### Work to complete:
Should an entry contain an image, omit it and repeat the rest exactly.

** Data section follows **

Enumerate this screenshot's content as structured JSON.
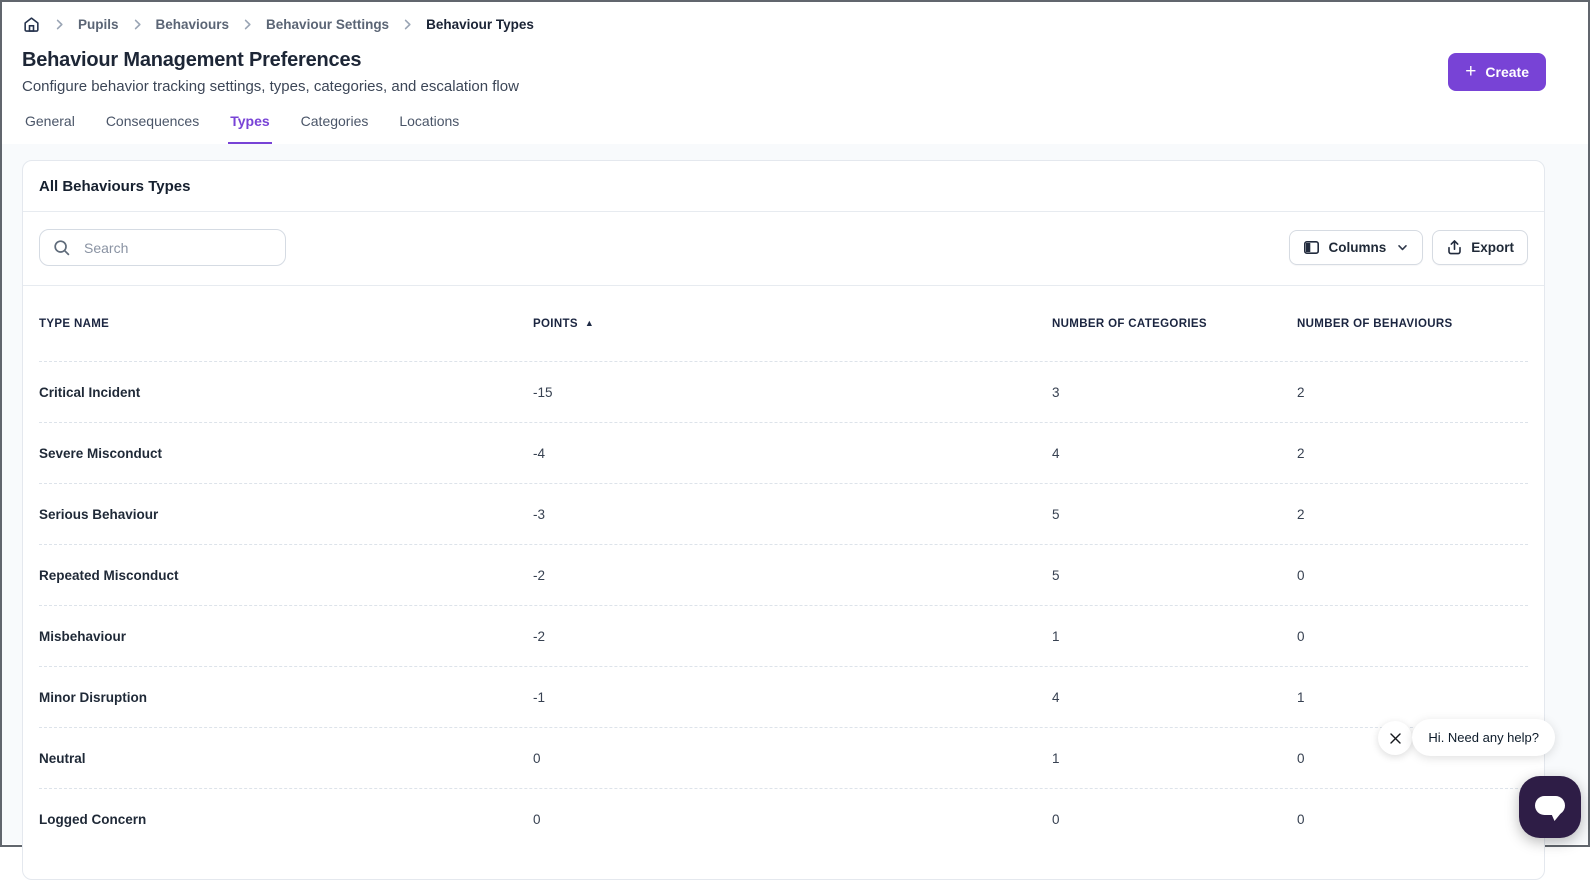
{
  "breadcrumb": {
    "items": [
      "Pupils",
      "Behaviours",
      "Behaviour Settings"
    ],
    "current": "Behaviour Types"
  },
  "header": {
    "title": "Behaviour Management Preferences",
    "subtitle": "Configure behavior tracking settings, types, categories, and escalation flow",
    "create_label": "Create"
  },
  "tabs": [
    {
      "label": "General",
      "active": false
    },
    {
      "label": "Consequences",
      "active": false
    },
    {
      "label": "Types",
      "active": true
    },
    {
      "label": "Categories",
      "active": false
    },
    {
      "label": "Locations",
      "active": false
    }
  ],
  "card": {
    "title": "All Behaviours Types",
    "search_placeholder": "Search",
    "columns_label": "Columns",
    "export_label": "Export"
  },
  "table": {
    "columns": [
      "TYPE NAME",
      "POINTS",
      "NUMBER OF CATEGORIES",
      "NUMBER OF BEHAVIOURS"
    ],
    "sort": {
      "column": "POINTS",
      "direction": "asc"
    },
    "rows": [
      {
        "type_name": "Critical Incident",
        "points": "-15",
        "categories": "3",
        "behaviours": "2"
      },
      {
        "type_name": "Severe Misconduct",
        "points": "-4",
        "categories": "4",
        "behaviours": "2"
      },
      {
        "type_name": "Serious Behaviour",
        "points": "-3",
        "categories": "5",
        "behaviours": "2"
      },
      {
        "type_name": "Repeated Misconduct",
        "points": "-2",
        "categories": "5",
        "behaviours": "0"
      },
      {
        "type_name": "Misbehaviour",
        "points": "-2",
        "categories": "1",
        "behaviours": "0"
      },
      {
        "type_name": "Minor Disruption",
        "points": "-1",
        "categories": "4",
        "behaviours": "1"
      },
      {
        "type_name": "Neutral",
        "points": "0",
        "categories": "1",
        "behaviours": "0"
      },
      {
        "type_name": "Logged Concern",
        "points": "0",
        "categories": "0",
        "behaviours": "0"
      }
    ]
  },
  "chat": {
    "message": "Hi. Need any help?"
  },
  "icons": {
    "home": "house-outline",
    "breadcrumb_separator": "chevron-right",
    "plus": "+",
    "search": "magnifier",
    "columns": "table-columns",
    "columns_chevron": "chevron-down",
    "export": "arrow-up-from-tray",
    "sort_asc": "▲",
    "chat_close": "x-mark",
    "chat_launcher": "speech-bubble"
  },
  "colors": {
    "accent": "#7843d6",
    "chat_launcher": "#2e1d46",
    "page_background": "#f8fafc"
  }
}
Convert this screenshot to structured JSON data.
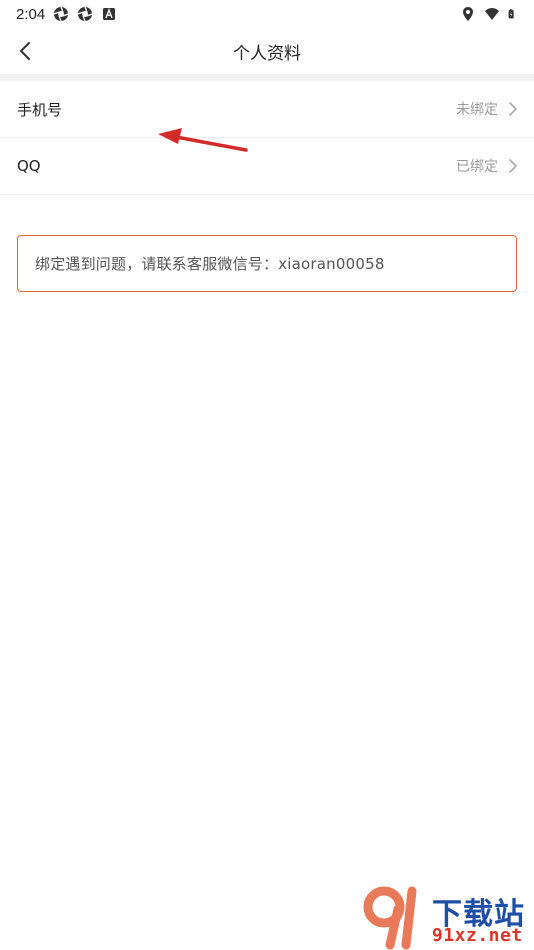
{
  "status_bar": {
    "time": "2:04",
    "left_icons": [
      "aperture-icon",
      "aperture-icon",
      "a-badge-icon"
    ],
    "right_icons": [
      "location-icon",
      "wifi-icon",
      "battery-charging-icon"
    ]
  },
  "header": {
    "title": "个人资料",
    "back_icon": "chevron-left-icon"
  },
  "rows": [
    {
      "label": "手机号",
      "value": "未绑定"
    },
    {
      "label": "QQ",
      "value": "已绑定"
    }
  ],
  "notice": {
    "text": "绑定遇到问题，请联系客服微信号：xiaoran00058"
  },
  "colors": {
    "notice_border": "#e8643c",
    "arrow": "#d42a2a",
    "value_text": "#9a9a9a",
    "divider": "#f2f2f2"
  },
  "watermark": {
    "cn": "下载站",
    "url": "91xz.net"
  }
}
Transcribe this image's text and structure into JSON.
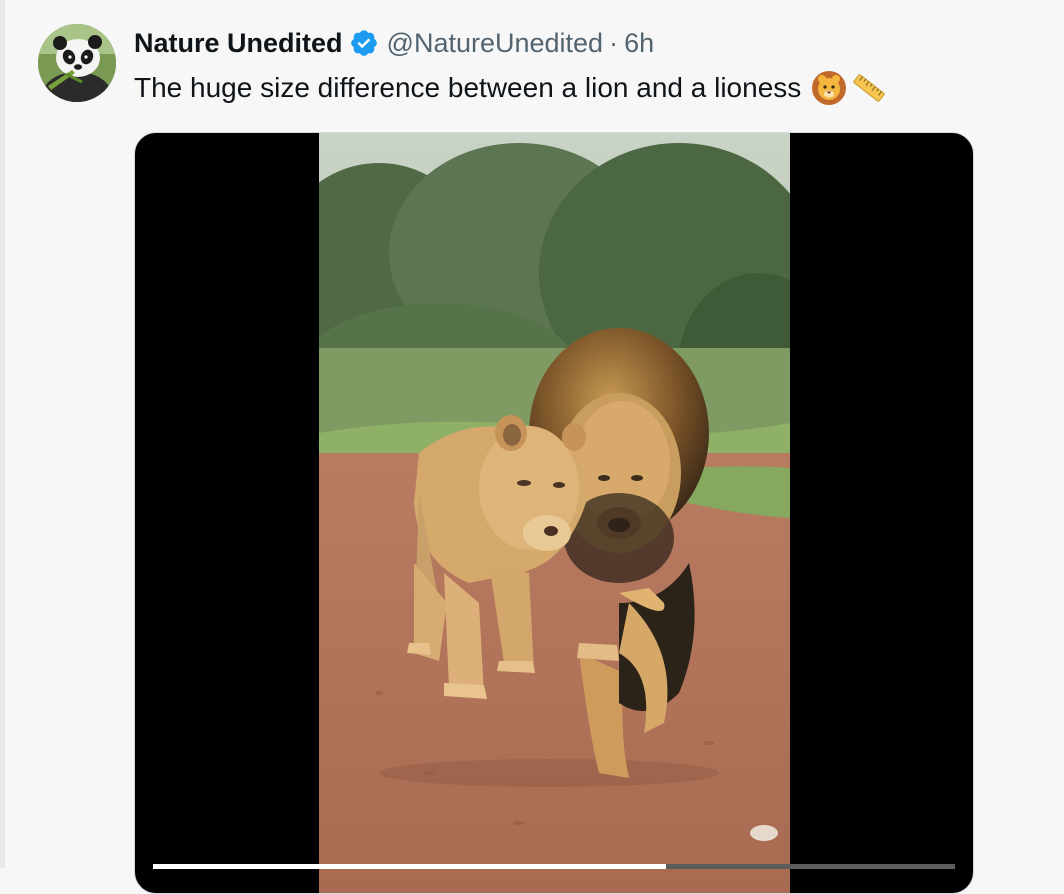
{
  "tweet": {
    "display_name": "Nature Unedited",
    "handle": "@NatureUnedited",
    "separator": "·",
    "time": "6h",
    "text": "The huge size difference between a lion and a lioness",
    "emojis": [
      "lion-face",
      "straight-ruler"
    ],
    "verified": true
  },
  "video": {
    "subject": "lion-and-lioness",
    "progress": 0.64
  },
  "colors": {
    "verified_badge": "#1d9bf0",
    "secondary_text": "#536471",
    "primary_text": "#0f1419"
  }
}
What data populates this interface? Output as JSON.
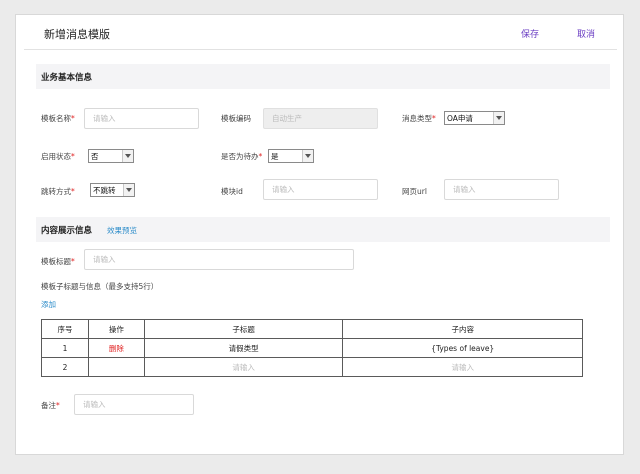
{
  "header": {
    "title": "新增消息模版",
    "save_label": "保存",
    "cancel_label": "取消"
  },
  "section_basic": {
    "title": "业务基本信息"
  },
  "form_basic": {
    "template_name": {
      "label": "模板名称",
      "required_mark": "*",
      "placeholder": "请输入"
    },
    "template_code": {
      "label": "模板编码",
      "placeholder": "自动生产"
    },
    "message_type": {
      "label": "消息类型",
      "required_mark": "*",
      "value": "OA申请"
    },
    "enabled": {
      "label": "启用状态",
      "required_mark": "*",
      "value": "否"
    },
    "is_todo": {
      "label": "是否为待办",
      "required_mark": "*",
      "value": "是"
    },
    "jump_mode": {
      "label": "跳转方式",
      "required_mark": "*",
      "value": "不跳转"
    },
    "module_id": {
      "label": "模块id",
      "placeholder": "请输入"
    },
    "web_url": {
      "label": "网页url",
      "placeholder": "请输入"
    }
  },
  "section_content": {
    "title": "内容展示信息",
    "preview_label": "效果预览"
  },
  "form_content": {
    "template_title": {
      "label": "模板标题",
      "required_mark": "*",
      "placeholder": "请输入"
    },
    "subtitle_heading": "模板子标题与信息（最多支持5行）",
    "add_label": "添加"
  },
  "sub_table": {
    "columns": [
      "序号",
      "操作",
      "子标题",
      "子内容"
    ],
    "rows": [
      {
        "index": "1",
        "action": "删除",
        "subtitle": "请假类型",
        "content": "{Types of leave}"
      },
      {
        "index": "2",
        "action": "",
        "subtitle": "请输入",
        "content": "请输入"
      }
    ]
  },
  "remark": {
    "label": "备注",
    "required_mark": "*",
    "placeholder": "请输入"
  }
}
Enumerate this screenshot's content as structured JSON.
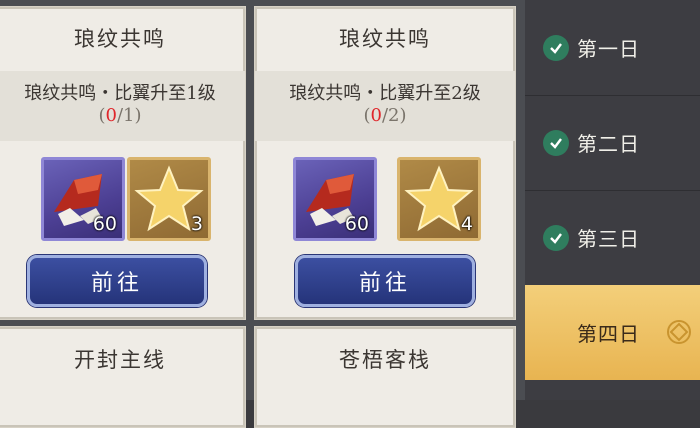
{
  "cards": [
    {
      "title": "琅纹共鸣",
      "desc_line": "琅纹共鸣・比翼升至1级",
      "progress_open": "(",
      "progress_cur": "0",
      "progress_rest": "/1)",
      "items": [
        {
          "icon": "crystal-icon",
          "count": "60"
        },
        {
          "icon": "star-icon",
          "count": "3"
        }
      ],
      "button": "前往"
    },
    {
      "title": "琅纹共鸣",
      "desc_line": "琅纹共鸣・比翼升至2级",
      "progress_open": "(",
      "progress_cur": "0",
      "progress_rest": "/2)",
      "items": [
        {
          "icon": "crystal-icon",
          "count": "60"
        },
        {
          "icon": "star-icon",
          "count": "4"
        }
      ],
      "button": "前往"
    },
    {
      "title": "开封主线"
    },
    {
      "title": "苍梧客栈"
    }
  ],
  "sidebar": {
    "tabs": [
      {
        "label": "第一日",
        "done": true
      },
      {
        "label": "第二日",
        "done": true
      },
      {
        "label": "第三日",
        "done": true
      },
      {
        "label": "第四日",
        "done": false,
        "active": true
      }
    ]
  }
}
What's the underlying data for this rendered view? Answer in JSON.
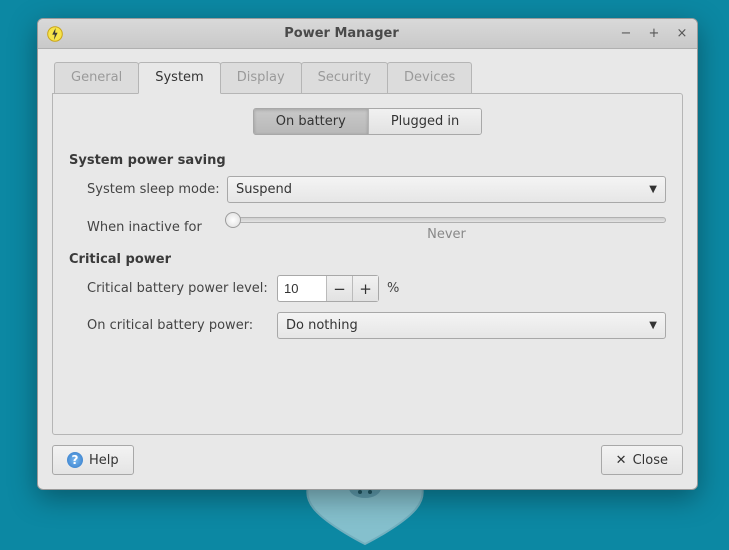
{
  "window": {
    "title": "Power Manager"
  },
  "tabs": {
    "general": "General",
    "system": "System",
    "display": "Display",
    "security": "Security",
    "devices": "Devices",
    "active": "system"
  },
  "power_source": {
    "on_battery": "On battery",
    "plugged_in": "Plugged in",
    "active": "on_battery"
  },
  "sections": {
    "system_power_saving": {
      "title": "System power saving",
      "sleep_mode_label": "System sleep mode:",
      "sleep_mode_value": "Suspend",
      "inactive_label": "When inactive for",
      "inactive_value_text": "Never"
    },
    "critical_power": {
      "title": "Critical power",
      "level_label": "Critical battery power level:",
      "level_value": "10",
      "level_unit": "%",
      "action_label": "On critical battery power:",
      "action_value": "Do nothing"
    }
  },
  "footer": {
    "help": "Help",
    "close": "Close"
  }
}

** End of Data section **

### Your solution:
Enumerate this screenshot's content as structured JSON.
{
  "breadcrumb": {
    "items": [
      "Pupils",
      "Behaviours",
      "Behaviour Settings"
    ],
    "current": "Behaviour Types"
  },
  "header": {
    "title": "Behaviour Management Preferences",
    "subtitle": "Configure behavior tracking settings, types, categories, and escalation flow",
    "create_label": "Create"
  },
  "tabs": [
    {
      "label": "General",
      "active": false
    },
    {
      "label": "Consequences",
      "active": false
    },
    {
      "label": "Types",
      "active": true
    },
    {
      "label": "Categories",
      "active": false
    },
    {
      "label": "Locations",
      "active": false
    }
  ],
  "card": {
    "title": "All Behaviours Types",
    "search_placeholder": "Search",
    "columns_label": "Columns",
    "export_label": "Export"
  },
  "table": {
    "columns": [
      "TYPE NAME",
      "POINTS",
      "NUMBER OF CATEGORIES",
      "NUMBER OF BEHAVIOURS"
    ],
    "sort": {
      "column": "POINTS",
      "direction": "asc"
    },
    "rows": [
      {
        "type_name": "Critical Incident",
        "points": "-15",
        "categories": "3",
        "behaviours": "2"
      },
      {
        "type_name": "Severe Misconduct",
        "points": "-4",
        "categories": "4",
        "behaviours": "2"
      },
      {
        "type_name": "Serious Behaviour",
        "points": "-3",
        "categories": "5",
        "behaviours": "2"
      },
      {
        "type_name": "Repeated Misconduct",
        "points": "-2",
        "categories": "5",
        "behaviours": "0"
      },
      {
        "type_name": "Misbehaviour",
        "points": "-2",
        "categories": "1",
        "behaviours": "0"
      },
      {
        "type_name": "Minor Disruption",
        "points": "-1",
        "categories": "4",
        "behaviours": "1"
      },
      {
        "type_name": "Neutral",
        "points": "0",
        "categories": "1",
        "behaviours": "0"
      },
      {
        "type_name": "Logged Concern",
        "points": "0",
        "categories": "0",
        "behaviours": "0"
      }
    ]
  },
  "chat": {
    "message": "Hi. Need any help?"
  },
  "icons": {
    "home": "house-outline",
    "breadcrumb_separator": "chevron-right",
    "plus": "+",
    "search": "magnifier",
    "columns": "table-columns",
    "columns_chevron": "chevron-down",
    "export": "arrow-up-from-tray",
    "sort_asc": "▲",
    "chat_close": "x-mark",
    "chat_launcher": "speech-bubble"
  },
  "colors": {
    "accent": "#7843d6",
    "chat_launcher": "#2e1d46",
    "page_background": "#f8fafc"
  }
}
Convert this screenshot to structured JSON data.
{
  "status_bar": {
    "time": "2:04",
    "left_icons": [
      "aperture-icon",
      "aperture-icon",
      "a-badge-icon"
    ],
    "right_icons": [
      "location-icon",
      "wifi-icon",
      "battery-charging-icon"
    ]
  },
  "header": {
    "title": "个人资料",
    "back_icon": "chevron-left-icon"
  },
  "rows": [
    {
      "label": "手机号",
      "value": "未绑定"
    },
    {
      "label": "QQ",
      "value": "已绑定"
    }
  ],
  "notice": {
    "text": "绑定遇到问题，请联系客服微信号：xiaoran00058"
  },
  "colors": {
    "notice_border": "#e8643c",
    "arrow": "#d42a2a",
    "value_text": "#9a9a9a",
    "divider": "#f2f2f2"
  },
  "watermark": {
    "cn": "下载站",
    "url": "91xz.net"
  }
}
Transcribe this image's text and structure into JSON.
{
  "tweet": {
    "display_name": "Nature Unedited",
    "handle": "@NatureUnedited",
    "separator": "·",
    "time": "6h",
    "text": "The huge size difference between a lion and a lioness",
    "emojis": [
      "lion-face",
      "straight-ruler"
    ],
    "verified": true
  },
  "video": {
    "subject": "lion-and-lioness",
    "progress": 0.64
  },
  "colors": {
    "verified_badge": "#1d9bf0",
    "secondary_text": "#536471",
    "primary_text": "#0f1419"
  }
}
What data populates this interface? Output as JSON.
{
  "header": {
    "title": "新增消息模版",
    "save_label": "保存",
    "cancel_label": "取消"
  },
  "section_basic": {
    "title": "业务基本信息"
  },
  "form_basic": {
    "template_name": {
      "label": "模板名称",
      "required_mark": "*",
      "placeholder": "请输入"
    },
    "template_code": {
      "label": "模板编码",
      "placeholder": "自动生产"
    },
    "message_type": {
      "label": "消息类型",
      "required_mark": "*",
      "value": "OA申请"
    },
    "enabled": {
      "label": "启用状态",
      "required_mark": "*",
      "value": "否"
    },
    "is_todo": {
      "label": "是否为待办",
      "required_mark": "*",
      "value": "是"
    },
    "jump_mode": {
      "label": "跳转方式",
      "required_mark": "*",
      "value": "不跳转"
    },
    "module_id": {
      "label": "模块id",
      "placeholder": "请输入"
    },
    "web_url": {
      "label": "网页url",
      "placeholder": "请输入"
    }
  },
  "section_content": {
    "title": "内容展示信息",
    "preview_label": "效果预览"
  },
  "form_content": {
    "template_title": {
      "label": "模板标题",
      "required_mark": "*",
      "placeholder": "请输入"
    },
    "subtitle_heading": "模板子标题与信息（最多支持5行）",
    "add_label": "添加"
  },
  "sub_table": {
    "columns": [
      "序号",
      "操作",
      "子标题",
      "子内容"
    ],
    "rows": [
      {
        "index": "1",
        "action": "删除",
        "subtitle": "请假类型",
        "content": "{Types of leave}"
      },
      {
        "index": "2",
        "action": "",
        "subtitle": "请输入",
        "content": "请输入"
      }
    ]
  },
  "remark": {
    "label": "备注",
    "required_mark": "*",
    "placeholder": "请输入"
  }
}
Enumerate this screenshot's content as structured JSON.
{
  "cards": [
    {
      "title": "琅纹共鸣",
      "desc_line": "琅纹共鸣・比翼升至1级",
      "progress_open": "(",
      "progress_cur": "0",
      "progress_rest": "/1)",
      "items": [
        {
          "icon": "crystal-icon",
          "count": "60"
        },
        {
          "icon": "star-icon",
          "count": "3"
        }
      ],
      "button": "前往"
    },
    {
      "title": "琅纹共鸣",
      "desc_line": "琅纹共鸣・比翼升至2级",
      "progress_open": "(",
      "progress_cur": "0",
      "progress_rest": "/2)",
      "items": [
        {
          "icon": "crystal-icon",
          "count": "60"
        },
        {
          "icon": "star-icon",
          "count": "4"
        }
      ],
      "button": "前往"
    },
    {
      "title": "开封主线"
    },
    {
      "title": "苍梧客栈"
    }
  ],
  "sidebar": {
    "tabs": [
      {
        "label": "第一日",
        "done": true
      },
      {
        "label": "第二日",
        "done": true
      },
      {
        "label": "第三日",
        "done": true
      },
      {
        "label": "第四日",
        "done": false,
        "active": true
      }
    ]
  }
}
What's the underlying data for this rendered view? Answer in JSON.
{
  "window": {
    "title": "Power Manager"
  },
  "tabs": {
    "general": "General",
    "system": "System",
    "display": "Display",
    "security": "Security",
    "devices": "Devices",
    "active": "system"
  },
  "power_source": {
    "on_battery": "On battery",
    "plugged_in": "Plugged in",
    "active": "on_battery"
  },
  "sections": {
    "system_power_saving": {
      "title": "System power saving",
      "sleep_mode_label": "System sleep mode:",
      "sleep_mode_value": "Suspend",
      "inactive_label": "When inactive for",
      "inactive_value_text": "Never"
    },
    "critical_power": {
      "title": "Critical power",
      "level_label": "Critical battery power level:",
      "level_value": "10",
      "level_unit": "%",
      "action_label": "On critical battery power:",
      "action_value": "Do nothing"
    }
  },
  "footer": {
    "help": "Help",
    "close": "Close"
  }
}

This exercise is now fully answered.